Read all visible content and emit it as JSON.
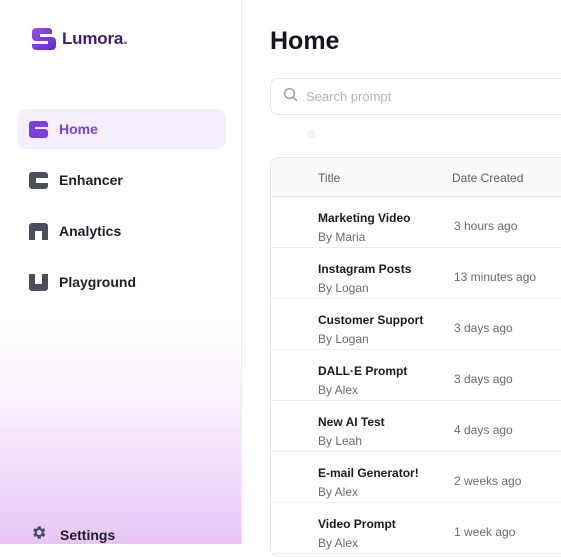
{
  "brand": {
    "name": "Lumora",
    "dot": ".",
    "color": "#7b3fe0"
  },
  "nav": {
    "items": [
      {
        "label": "Home",
        "icon": "home-icon",
        "active": true
      },
      {
        "label": "Enhancer",
        "icon": "enhancer-icon",
        "active": false
      },
      {
        "label": "Analytics",
        "icon": "analytics-icon",
        "active": false
      },
      {
        "label": "Playground",
        "icon": "playground-icon",
        "active": false
      }
    ],
    "settings": {
      "label": "Settings",
      "icon": "gear-icon"
    }
  },
  "main": {
    "title": "Home",
    "search": {
      "placeholder": "Search prompt",
      "value": ""
    },
    "table": {
      "headers": {
        "title": "Title",
        "date": "Date Created"
      },
      "rows": [
        {
          "title": "Marketing Video",
          "author": "By Maria",
          "date": "3 hours ago"
        },
        {
          "title": "Instagram Posts",
          "author": "By Logan",
          "date": "13 minutes ago"
        },
        {
          "title": "Customer Support",
          "author": "By Logan",
          "date": "3 days ago"
        },
        {
          "title": "DALL·E Prompt",
          "author": "By Alex",
          "date": "3 days ago"
        },
        {
          "title": "New AI Test",
          "author": "By Leah",
          "date": "4 days ago"
        },
        {
          "title": "E-mail Generator!",
          "author": "By Alex",
          "date": "2 weeks ago"
        },
        {
          "title": "Video Prompt",
          "author": "By Alex",
          "date": "1 week ago"
        }
      ]
    }
  },
  "colors": {
    "accent": "#7b3fe0",
    "icon_gray": "#4a4f5c",
    "active_bg": "#f4eefd"
  }
}
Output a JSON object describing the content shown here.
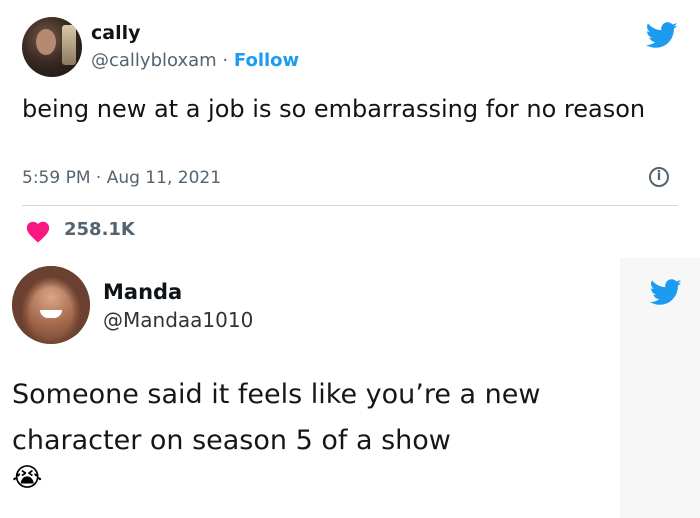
{
  "tweet1": {
    "display_name": "cally",
    "handle": "@callybloxam",
    "separator": "·",
    "follow_label": "Follow",
    "text": "being new at a job is so embarrassing for no reason",
    "timestamp": "5:59 PM · Aug 11, 2021",
    "info_glyph": "i",
    "like_count": "258.1K",
    "heart_color": "#f91880"
  },
  "tweet2": {
    "display_name": "Manda",
    "handle": "@Mandaa1010",
    "text": "Someone said it feels like you’re a new character on season 5 of a show",
    "emoji": "😭"
  },
  "colors": {
    "twitter_blue": "#1d9bf0",
    "secondary_text": "#536471"
  },
  "icons": [
    "twitter-bird-icon",
    "info-icon",
    "heart-icon"
  ]
}
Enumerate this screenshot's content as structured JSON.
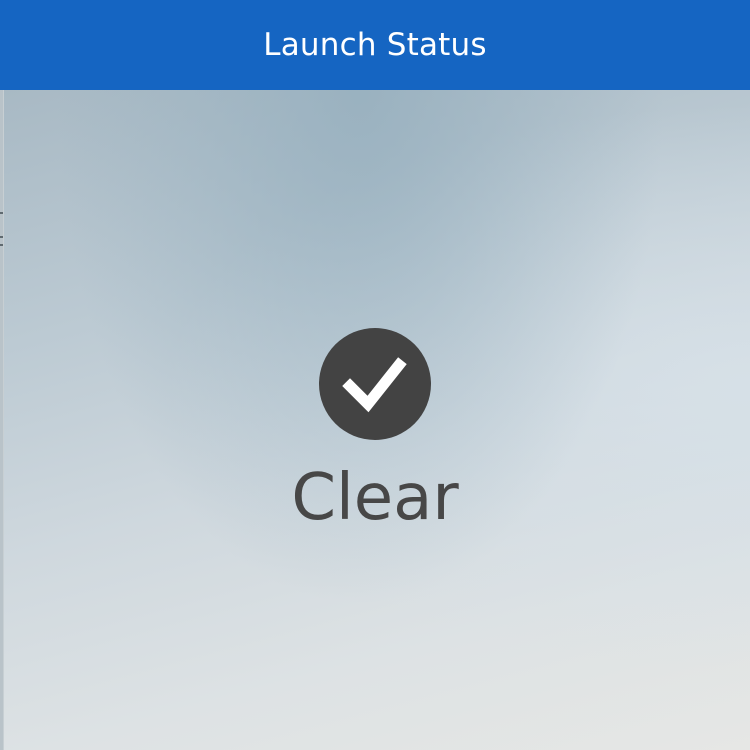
{
  "window": {
    "title": "Launch Status"
  },
  "status": {
    "label": "Clear",
    "icon": "checkmark-icon",
    "icon_color": "#434343"
  },
  "colors": {
    "navbar": "#1565c2",
    "nav_text": "#ffffff",
    "status_text": "#474747"
  }
}
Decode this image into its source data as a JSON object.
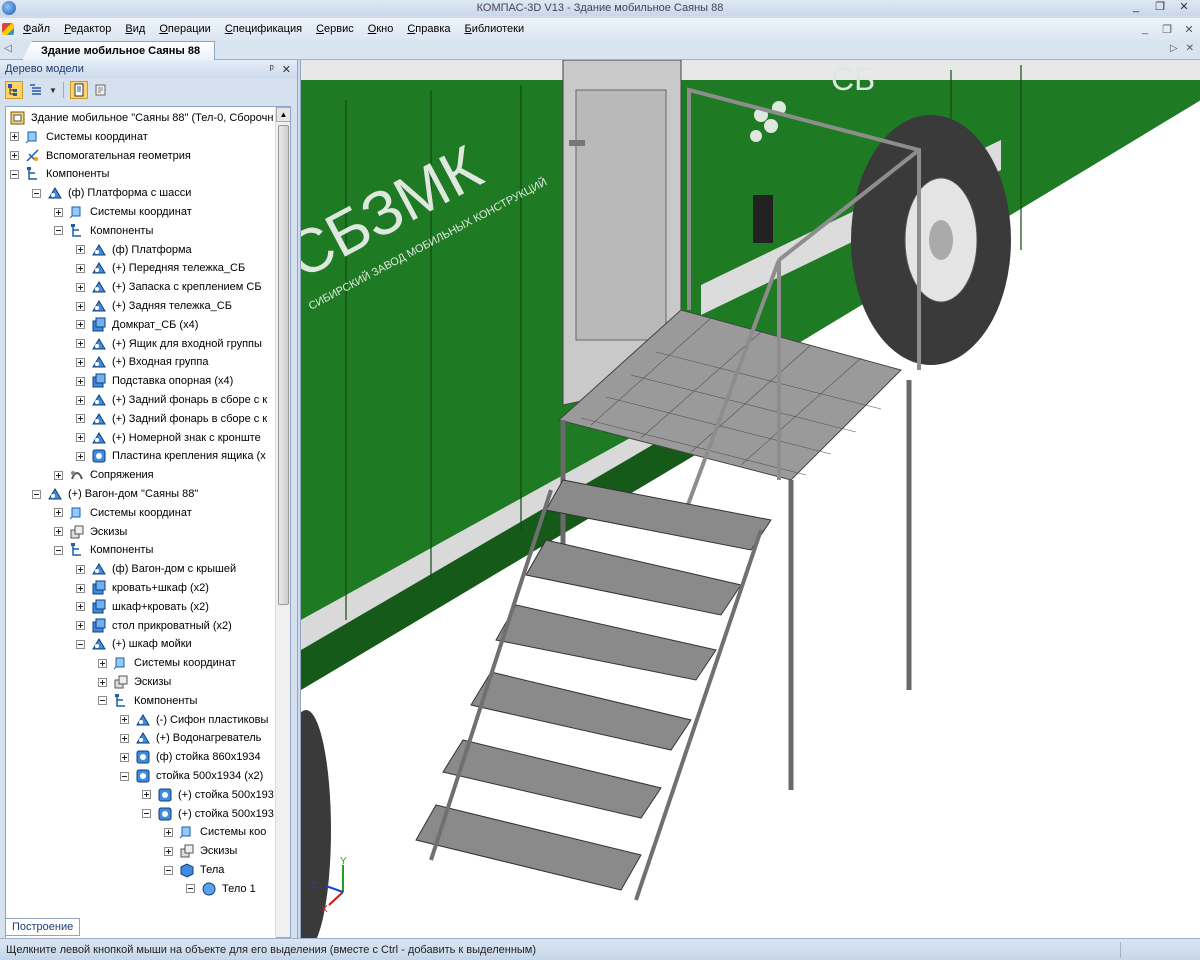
{
  "window": {
    "title": "КОМПАС-3D V13 - Здание мобильное Саяны 88",
    "minimize": "_",
    "restore": "❐",
    "close": "✕"
  },
  "menu": {
    "items": [
      "Файл",
      "Редактор",
      "Вид",
      "Операции",
      "Спецификация",
      "Сервис",
      "Окно",
      "Справка",
      "Библиотеки"
    ],
    "right": [
      "_",
      "❐",
      "✕"
    ]
  },
  "doc_tab": {
    "label": "Здание мобильное Саяны 88",
    "left_arrow": "◁",
    "right_controls": [
      "▷",
      "✕"
    ]
  },
  "panel": {
    "title": "Дерево модели",
    "pin": "ᵖ",
    "close": "✕",
    "bottom_tab": "Построение"
  },
  "tree": [
    {
      "depth": 0,
      "expander": "none",
      "icon": "assembly-root",
      "label": "Здание мобильное \"Саяны 88\" (Тел-0, Сборочн"
    },
    {
      "depth": 0,
      "expander": "plus",
      "icon": "coord-system",
      "label": "Системы координат"
    },
    {
      "depth": 0,
      "expander": "plus",
      "icon": "aux-geometry",
      "label": "Вспомогательная геометрия"
    },
    {
      "depth": 0,
      "expander": "minus",
      "icon": "components",
      "label": "Компоненты"
    },
    {
      "depth": 1,
      "expander": "minus",
      "icon": "subassembly",
      "label": "(ф) Платформа с шасси"
    },
    {
      "depth": 2,
      "expander": "plus",
      "icon": "coord-system",
      "label": "Системы координат"
    },
    {
      "depth": 2,
      "expander": "minus",
      "icon": "components",
      "label": "Компоненты"
    },
    {
      "depth": 3,
      "expander": "plus",
      "icon": "subassembly",
      "label": "(ф) Платформа"
    },
    {
      "depth": 3,
      "expander": "plus",
      "icon": "subassembly",
      "label": "(+) Передняя тележка_СБ"
    },
    {
      "depth": 3,
      "expander": "plus",
      "icon": "subassembly",
      "label": "(+) Запаска с креплением СБ"
    },
    {
      "depth": 3,
      "expander": "plus",
      "icon": "subassembly",
      "label": "(+) Задняя тележка_СБ"
    },
    {
      "depth": 3,
      "expander": "plus",
      "icon": "part-multi",
      "label": "Домкрат_СБ (x4)"
    },
    {
      "depth": 3,
      "expander": "plus",
      "icon": "subassembly",
      "label": "(+) Ящик для входной группы"
    },
    {
      "depth": 3,
      "expander": "plus",
      "icon": "subassembly",
      "label": "(+) Входная группа"
    },
    {
      "depth": 3,
      "expander": "plus",
      "icon": "part-multi",
      "label": "Подставка опорная (x4)"
    },
    {
      "depth": 3,
      "expander": "plus",
      "icon": "subassembly",
      "label": "(+) Задний фонарь в сборе с к"
    },
    {
      "depth": 3,
      "expander": "plus",
      "icon": "subassembly",
      "label": "(+) Задний фонарь в сборе с к"
    },
    {
      "depth": 3,
      "expander": "plus",
      "icon": "subassembly",
      "label": "(+) Номерной знак с кронште"
    },
    {
      "depth": 3,
      "expander": "plus",
      "icon": "part",
      "label": "Пластина крепления ящика (x"
    },
    {
      "depth": 2,
      "expander": "plus",
      "icon": "mates",
      "label": "Сопряжения"
    },
    {
      "depth": 1,
      "expander": "minus",
      "icon": "subassembly",
      "label": "(+) Вагон-дом \"Саяны 88\""
    },
    {
      "depth": 2,
      "expander": "plus",
      "icon": "coord-system",
      "label": "Системы координат"
    },
    {
      "depth": 2,
      "expander": "plus",
      "icon": "sketches",
      "label": "Эскизы"
    },
    {
      "depth": 2,
      "expander": "minus",
      "icon": "components",
      "label": "Компоненты"
    },
    {
      "depth": 3,
      "expander": "plus",
      "icon": "subassembly",
      "label": "(ф) Вагон-дом с крышей"
    },
    {
      "depth": 3,
      "expander": "plus",
      "icon": "part-multi",
      "label": "кровать+шкаф (x2)"
    },
    {
      "depth": 3,
      "expander": "plus",
      "icon": "part-multi",
      "label": "шкаф+кровать (x2)"
    },
    {
      "depth": 3,
      "expander": "plus",
      "icon": "part-multi",
      "label": "стол прикроватный (x2)"
    },
    {
      "depth": 3,
      "expander": "minus",
      "icon": "subassembly",
      "label": "(+) шкаф мойки"
    },
    {
      "depth": 4,
      "expander": "plus",
      "icon": "coord-system",
      "label": "Системы координат"
    },
    {
      "depth": 4,
      "expander": "plus",
      "icon": "sketches",
      "label": "Эскизы"
    },
    {
      "depth": 4,
      "expander": "minus",
      "icon": "components",
      "label": "Компоненты"
    },
    {
      "depth": 5,
      "expander": "plus",
      "icon": "subassembly",
      "label": "(-) Сифон пластиковы"
    },
    {
      "depth": 5,
      "expander": "plus",
      "icon": "subassembly",
      "label": "(+) Водонагреватель"
    },
    {
      "depth": 5,
      "expander": "plus",
      "icon": "part",
      "label": "(ф) стойка 860x1934"
    },
    {
      "depth": 5,
      "expander": "minus",
      "icon": "part",
      "label": "стойка 500x1934 (x2)"
    },
    {
      "depth": 6,
      "expander": "plus",
      "icon": "part",
      "label": "(+) стойка 500x193"
    },
    {
      "depth": 6,
      "expander": "minus",
      "icon": "part",
      "label": "(+) стойка 500x193"
    },
    {
      "depth": 7,
      "expander": "plus",
      "icon": "coord-system",
      "label": "Системы коо"
    },
    {
      "depth": 7,
      "expander": "plus",
      "icon": "sketches",
      "label": "Эскизы"
    },
    {
      "depth": 7,
      "expander": "minus",
      "icon": "bodies",
      "label": "Тела"
    },
    {
      "depth": 8,
      "expander": "minus",
      "icon": "body",
      "label": "Тело 1"
    }
  ],
  "viewport": {
    "brand_text": "СБЗМК",
    "brand_sub": "СИБИРСКИЙ ЗАВОД МОБИЛЬНЫХ КОНСТРУКЦИЙ",
    "brand_right": "СБ",
    "axis_y": "Y",
    "axis_z": "Z",
    "axis_x": "X",
    "colors": {
      "trailer_green": "#1f7a24",
      "trailer_dark": "#155a18",
      "steel": "#b8b8b8",
      "tread": "#7a7a7a"
    }
  },
  "status": {
    "text": "Щелкните левой кнопкой мыши на объекте для его выделения (вместе с Ctrl - добавить к выделенным)"
  }
}
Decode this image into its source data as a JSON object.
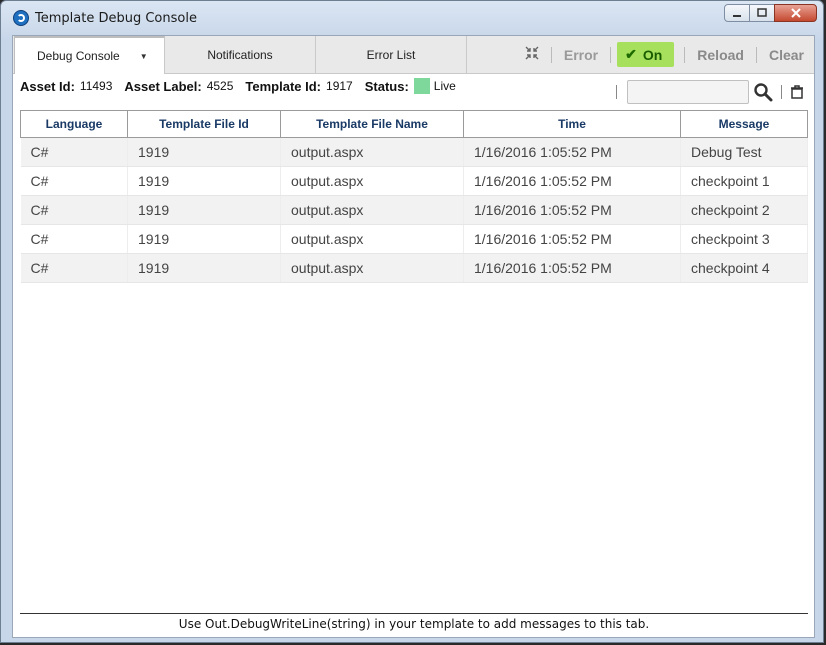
{
  "window": {
    "title": "Template Debug Console"
  },
  "tabs": [
    {
      "label": "Debug Console"
    },
    {
      "label": "Notifications"
    },
    {
      "label": "Error List"
    }
  ],
  "toolbar": {
    "error_label": "Error",
    "on_label": "On",
    "reload_label": "Reload",
    "clear_label": "Clear"
  },
  "info": {
    "asset_id_label": "Asset Id:",
    "asset_id": "11493",
    "asset_label_label": "Asset Label:",
    "asset_label": "4525",
    "template_id_label": "Template Id:",
    "template_id": "1917",
    "status_label": "Status:",
    "status": "Live",
    "status_color": "#7ed89c"
  },
  "table": {
    "headers": [
      "Language",
      "Template File Id",
      "Template File Name",
      "Time",
      "Message"
    ],
    "rows": [
      [
        "C#",
        "1919",
        "output.aspx",
        "1/16/2016 1:05:52 PM",
        "Debug Test"
      ],
      [
        "C#",
        "1919",
        "output.aspx",
        "1/16/2016 1:05:52 PM",
        "checkpoint 1"
      ],
      [
        "C#",
        "1919",
        "output.aspx",
        "1/16/2016 1:05:52 PM",
        "checkpoint 2"
      ],
      [
        "C#",
        "1919",
        "output.aspx",
        "1/16/2016 1:05:52 PM",
        "checkpoint 3"
      ],
      [
        "C#",
        "1919",
        "output.aspx",
        "1/16/2016 1:05:52 PM",
        "checkpoint 4"
      ]
    ]
  },
  "footer": {
    "text": "Use Out.DebugWriteLine(string) in your template to add messages to this tab."
  },
  "colors": {
    "on_bg": "#a6e05c",
    "header_text": "#1a3a66"
  }
}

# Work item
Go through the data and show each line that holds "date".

# Result of the exercise
        "date": "Date Created"
          "date": "3 hours ago"
          "date": "13 minutes ago"
          "date": "3 days ago"
          "date": "3 days ago"
          "date": "4 days ago"
          "date": "2 weeks ago"
          "date": "1 week ago"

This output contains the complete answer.